“[They need] to be able to take their knowledge about what they do as a builder, and then to look at what’s happened in a particular set of circumstances and apply a forensic approach, and also to do it in a way that would be acceptable to a court. That’s where we help people.”
A confident demeanour also helps, Bruce explains.
“The reality is that most cases settle. People get expert opinions, they look at them, they discuss them – but every so often someone may have to go to court, so they need to be able to articulate their opinion. Someone who gets tongue-tied easily isn’t going to be a good expert witness.”
How much can I make?
For most subject matter experts, this kind of expert testimonial work is commissioned on an ad-hoc basis, and is something they’ll do from time to time – but there are some people who make the bulk of their income working as professional ‘experts’.
As you’d expect, experts are paid very well for the advice they provide in legal and insurance matters. How much you’ll make from expert witness work over the long term depends on several things though, including:
– how much of a demand there is for your specific blend of qualifications and experience
– how well-developed your written, oral and analytical skills are, and
– how effectively you’ve demonstrated your aptitude as an expert witness.
Am I ‘expert’ enough?
What makes someone an expert (for the purposes of legal or insurance work, at least) is an adequate blend of three particular attributes: training, study and experience. For most people in fields related to building, it’s also expected that you’ll be registered or licensed in your field of expertise too.

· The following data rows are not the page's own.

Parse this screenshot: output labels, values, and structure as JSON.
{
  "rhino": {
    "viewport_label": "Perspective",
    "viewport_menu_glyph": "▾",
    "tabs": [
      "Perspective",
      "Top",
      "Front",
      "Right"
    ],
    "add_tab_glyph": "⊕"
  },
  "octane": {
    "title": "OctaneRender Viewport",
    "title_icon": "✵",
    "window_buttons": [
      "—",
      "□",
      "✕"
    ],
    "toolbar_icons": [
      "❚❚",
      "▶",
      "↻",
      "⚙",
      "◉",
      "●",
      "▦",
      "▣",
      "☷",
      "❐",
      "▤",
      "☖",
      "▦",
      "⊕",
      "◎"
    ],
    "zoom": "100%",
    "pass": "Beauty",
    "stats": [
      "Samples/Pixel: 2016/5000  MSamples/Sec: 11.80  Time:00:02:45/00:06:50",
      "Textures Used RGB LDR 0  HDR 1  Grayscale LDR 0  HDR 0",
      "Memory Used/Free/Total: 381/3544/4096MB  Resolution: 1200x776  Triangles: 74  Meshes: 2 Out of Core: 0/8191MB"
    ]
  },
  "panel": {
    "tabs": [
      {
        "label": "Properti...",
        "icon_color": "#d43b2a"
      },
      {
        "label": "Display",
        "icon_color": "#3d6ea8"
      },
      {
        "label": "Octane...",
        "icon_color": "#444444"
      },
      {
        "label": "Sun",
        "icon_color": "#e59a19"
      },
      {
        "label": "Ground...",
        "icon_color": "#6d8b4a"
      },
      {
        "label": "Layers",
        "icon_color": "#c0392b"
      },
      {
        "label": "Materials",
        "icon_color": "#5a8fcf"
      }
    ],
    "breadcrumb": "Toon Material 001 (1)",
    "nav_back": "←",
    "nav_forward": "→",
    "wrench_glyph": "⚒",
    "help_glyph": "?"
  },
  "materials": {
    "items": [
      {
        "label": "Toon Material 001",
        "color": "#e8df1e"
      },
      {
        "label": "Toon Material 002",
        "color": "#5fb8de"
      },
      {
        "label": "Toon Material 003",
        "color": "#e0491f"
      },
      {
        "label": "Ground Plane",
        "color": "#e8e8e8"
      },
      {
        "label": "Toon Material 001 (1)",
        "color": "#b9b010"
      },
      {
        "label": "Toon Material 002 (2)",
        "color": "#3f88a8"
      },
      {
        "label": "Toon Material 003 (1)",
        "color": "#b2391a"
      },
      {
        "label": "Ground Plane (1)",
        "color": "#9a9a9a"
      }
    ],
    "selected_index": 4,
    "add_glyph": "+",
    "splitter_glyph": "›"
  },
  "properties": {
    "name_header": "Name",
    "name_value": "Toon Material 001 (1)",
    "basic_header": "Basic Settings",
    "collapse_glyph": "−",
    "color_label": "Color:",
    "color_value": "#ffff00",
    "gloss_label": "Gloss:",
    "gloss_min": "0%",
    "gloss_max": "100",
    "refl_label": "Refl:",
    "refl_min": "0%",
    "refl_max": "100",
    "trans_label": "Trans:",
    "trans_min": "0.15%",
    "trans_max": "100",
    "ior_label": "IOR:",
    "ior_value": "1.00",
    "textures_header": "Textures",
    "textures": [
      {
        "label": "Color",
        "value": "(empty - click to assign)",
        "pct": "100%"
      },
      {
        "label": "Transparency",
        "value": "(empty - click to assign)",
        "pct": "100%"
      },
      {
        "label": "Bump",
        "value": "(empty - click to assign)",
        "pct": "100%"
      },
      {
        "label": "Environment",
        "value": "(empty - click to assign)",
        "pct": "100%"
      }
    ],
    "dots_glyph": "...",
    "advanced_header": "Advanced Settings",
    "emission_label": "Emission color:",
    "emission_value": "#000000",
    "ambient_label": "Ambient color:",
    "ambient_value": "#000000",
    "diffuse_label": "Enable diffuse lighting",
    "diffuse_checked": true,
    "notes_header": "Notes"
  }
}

As you’d imagine, experience is non-negotiable.
“Usually the courts will prefer someone who’s had a fair bit of time in the field. If you’ve only started practicing last year it’s going to be very difficult to show the court that they should give your opinion a lot of weight,” says Bruce.
In terms of required experience, you’ll probably need at least ten years in your field by which stage “you should be pretty confident you know what you’re talking about. Obviously a lot of the people who do it are people who’ve practiced for longer than that.”
“We do get a lot of people who may have had an entire career and are winding down – [people who are] quite happy to provide the benefit of their experience to a court, and to insurers and others.”
How can I get listed?
The first step is normally to send an email to Expert Experts – or to give them a call to discuss your prospects.
As you’d expect, there is a strict vetting process for prospective experts. Potential candidates are typically required to submit evidence of technical qualifications, samples of written work and some professional references – and will likely be interviewed if things progress from there.